Friday, July 1, 2011

Beach to Biscotti

Last Sunday one of my clients who has a place on the beach threw a "Welcome Back to LA" cocktail party and I was so thrilled to cater.  Cocktail parties are fun and easy to enjoy because once all the food is prepped and presented, you can relax and enjoy the crowd.  And in this instance the view.  Summer usually means lots of parties on the beach in Malibu so my work is exponentially more enjoyable when I'm surrounded by surf, sand and sunshine.  Fortunately for me and my lovely host, Andrew, June gloom took what appears to be a permanent hiatuus and the sun shone spectacularly all day bathing our guests in a warm glow.

I was aided and abetted as usual by my zany cohort, Karin, who makes every job we work on together feel like an episode of  "I Love Lucy."  She's truly demented and brings out the best in me even when I'm feeling pressured and pinched. 
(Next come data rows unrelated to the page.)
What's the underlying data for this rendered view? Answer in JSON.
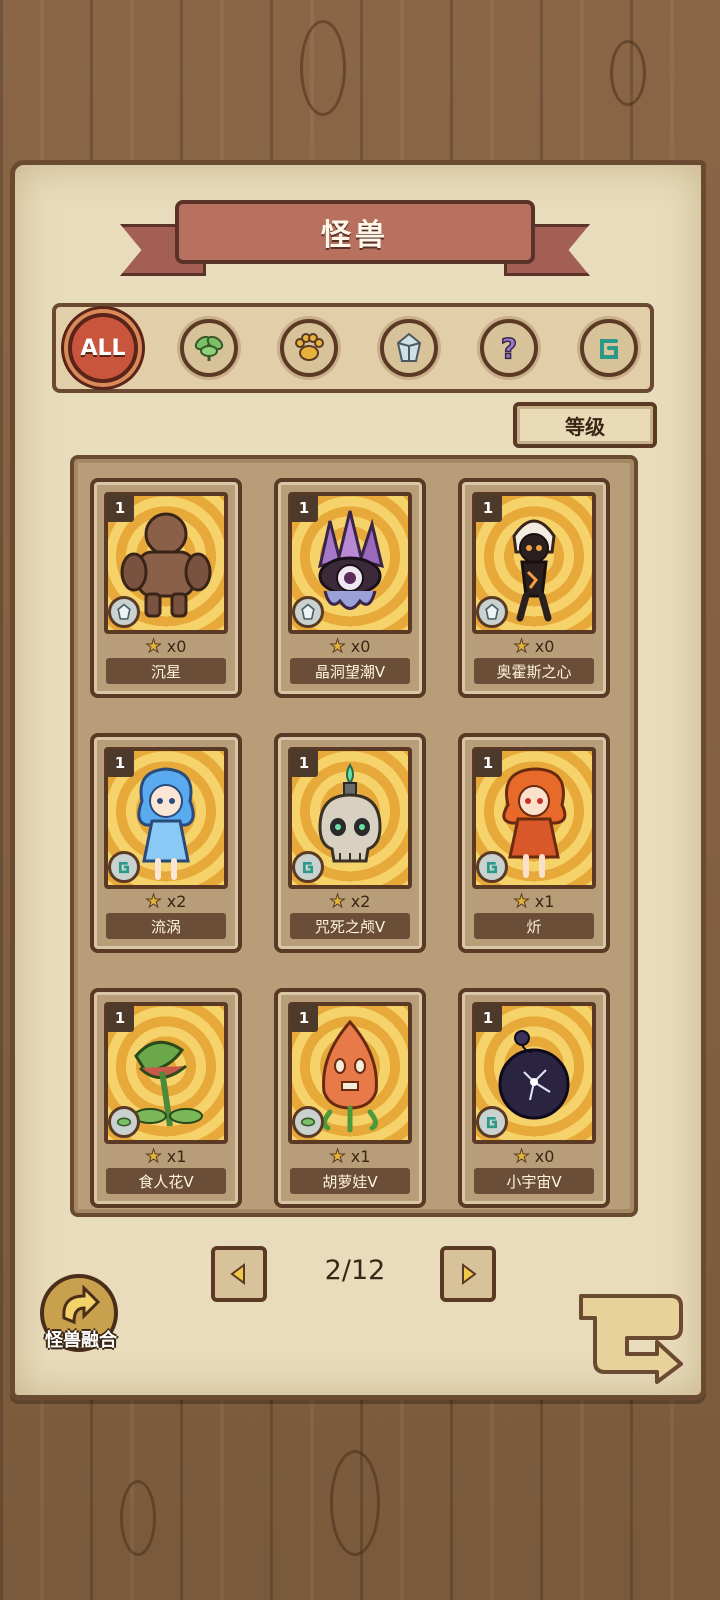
{
  "title": "怪兽",
  "filters": [
    {
      "label": "ALL",
      "icon": "all-icon",
      "active": true
    },
    {
      "label": "",
      "icon": "leaf-icon",
      "active": false
    },
    {
      "label": "",
      "icon": "paw-icon",
      "active": false
    },
    {
      "label": "",
      "icon": "crystal-icon",
      "active": false
    },
    {
      "label": "",
      "icon": "question-icon",
      "active": false
    },
    {
      "label": "",
      "icon": "spiral-icon",
      "active": false
    }
  ],
  "sort_label": "等级",
  "cards": [
    {
      "level": "1",
      "count": "x0",
      "name": "沉星",
      "element": "crystal-icon"
    },
    {
      "level": "1",
      "count": "x0",
      "name": "晶洞望潮V",
      "element": "crystal-icon"
    },
    {
      "level": "1",
      "count": "x0",
      "name": "奥霍斯之心",
      "element": "crystal-icon"
    },
    {
      "level": "1",
      "count": "x2",
      "name": "流涡",
      "element": "spiral-icon"
    },
    {
      "level": "1",
      "count": "x2",
      "name": "咒死之颅V",
      "element": "spiral-icon"
    },
    {
      "level": "1",
      "count": "x1",
      "name": "炘",
      "element": "spiral-icon"
    },
    {
      "level": "1",
      "count": "x1",
      "name": "食人花V",
      "element": "leaf-icon"
    },
    {
      "level": "1",
      "count": "x1",
      "name": "胡萝娃V",
      "element": "leaf-icon"
    },
    {
      "level": "1",
      "count": "x0",
      "name": "小宇宙V",
      "element": "spiral-icon"
    }
  ],
  "pager": {
    "text": "2/12"
  },
  "fusion_label": "怪兽融合",
  "colors": {
    "accent": "#c9553d",
    "card_art": "#e7a93a",
    "paper": "#e9dcbc",
    "ink": "#5a3a24"
  }
}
In addition to the standard fare of an abundant crudite which by the way morphed into containers of the best chopped salad the next day perfect for drizzling with olive oil and a little sea salt for a crunchy healthy snack, crostini bar with toppings, cheese platter, brandied chicken pate on toasts and some beyond fantastic guacamole, chips and manga salsa, I made dozens of homemade biscotti I'm becoming famous for...

The biscotti I make are studded with slivered almonds, orange cranberries and lemon zest and scented with almond extract.  They are laborious.  I will not mislead you but so worth the effort when you bite into a cookie that flavorful and a true dance of textures between the soft center and crunchy crisp edges.  Once the dough is prepared they are rolled into symmetrical logs and baked for forty minutes until they are golden brown.

Once they are removed from the oven they must cool for a good half hour before they can be sliced on the diagonal and returned to the oven for another fifteen minutes so they can achieve their drier texture. 

They do expand quite a bit so give them plenty of room on the cookie sheet.  And when it's time to cut  them on the diagoal, coax the knife along as you don't want them to fall apart and crumble under the pressure.  When all goes according to plan you'll get the perfect biscotti great for dipping in wine, milk or coffee. 

The day after the party I woke up and realized I had nary a single cookie, just a bite here and there and a crumb or two.  Friends showed up the night I made them and ate the dozen I spared for the kitchen.  And I guess at the party my lovely assistant and friend managed to divvy them up between she and my client and left me with lots of crudite.  So while I munched on chopped salad this week, Karin is enjoying biscotti on the beach in Tahoe.  Well at least my figure thanks her.



No comments:

Post a Comment